+++ Information

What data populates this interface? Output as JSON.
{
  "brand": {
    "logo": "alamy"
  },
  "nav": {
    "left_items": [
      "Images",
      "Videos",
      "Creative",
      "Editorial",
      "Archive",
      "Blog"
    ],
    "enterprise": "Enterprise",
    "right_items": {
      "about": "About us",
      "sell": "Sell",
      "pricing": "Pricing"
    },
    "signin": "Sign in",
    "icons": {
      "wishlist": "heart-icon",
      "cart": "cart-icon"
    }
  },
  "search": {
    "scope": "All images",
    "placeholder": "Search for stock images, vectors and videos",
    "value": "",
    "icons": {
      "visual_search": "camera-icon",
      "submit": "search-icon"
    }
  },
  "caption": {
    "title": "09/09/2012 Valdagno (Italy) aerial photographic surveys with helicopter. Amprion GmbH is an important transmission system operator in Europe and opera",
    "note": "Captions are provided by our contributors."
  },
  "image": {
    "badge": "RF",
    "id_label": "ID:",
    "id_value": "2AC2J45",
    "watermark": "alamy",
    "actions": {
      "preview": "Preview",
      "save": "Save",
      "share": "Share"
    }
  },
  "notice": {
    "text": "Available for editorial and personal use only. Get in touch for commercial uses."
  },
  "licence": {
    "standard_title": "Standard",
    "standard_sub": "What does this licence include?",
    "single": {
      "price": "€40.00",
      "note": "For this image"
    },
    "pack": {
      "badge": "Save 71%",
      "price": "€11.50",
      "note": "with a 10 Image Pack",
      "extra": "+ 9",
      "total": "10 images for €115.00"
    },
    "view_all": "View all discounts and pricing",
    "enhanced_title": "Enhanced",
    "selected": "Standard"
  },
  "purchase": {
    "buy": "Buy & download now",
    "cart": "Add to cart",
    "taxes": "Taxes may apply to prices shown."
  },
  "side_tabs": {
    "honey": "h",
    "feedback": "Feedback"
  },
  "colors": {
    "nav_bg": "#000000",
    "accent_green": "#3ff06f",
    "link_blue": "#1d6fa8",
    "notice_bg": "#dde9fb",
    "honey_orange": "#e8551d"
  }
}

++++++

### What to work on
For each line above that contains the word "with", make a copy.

### Task response
    "title": "09/09/2012 Valdagno (Italy) aerial photographic surveys with helicopter. Amprion GmbH is an important transmission system operator in Europe and opera",
      "note": "with a 10 Image Pack",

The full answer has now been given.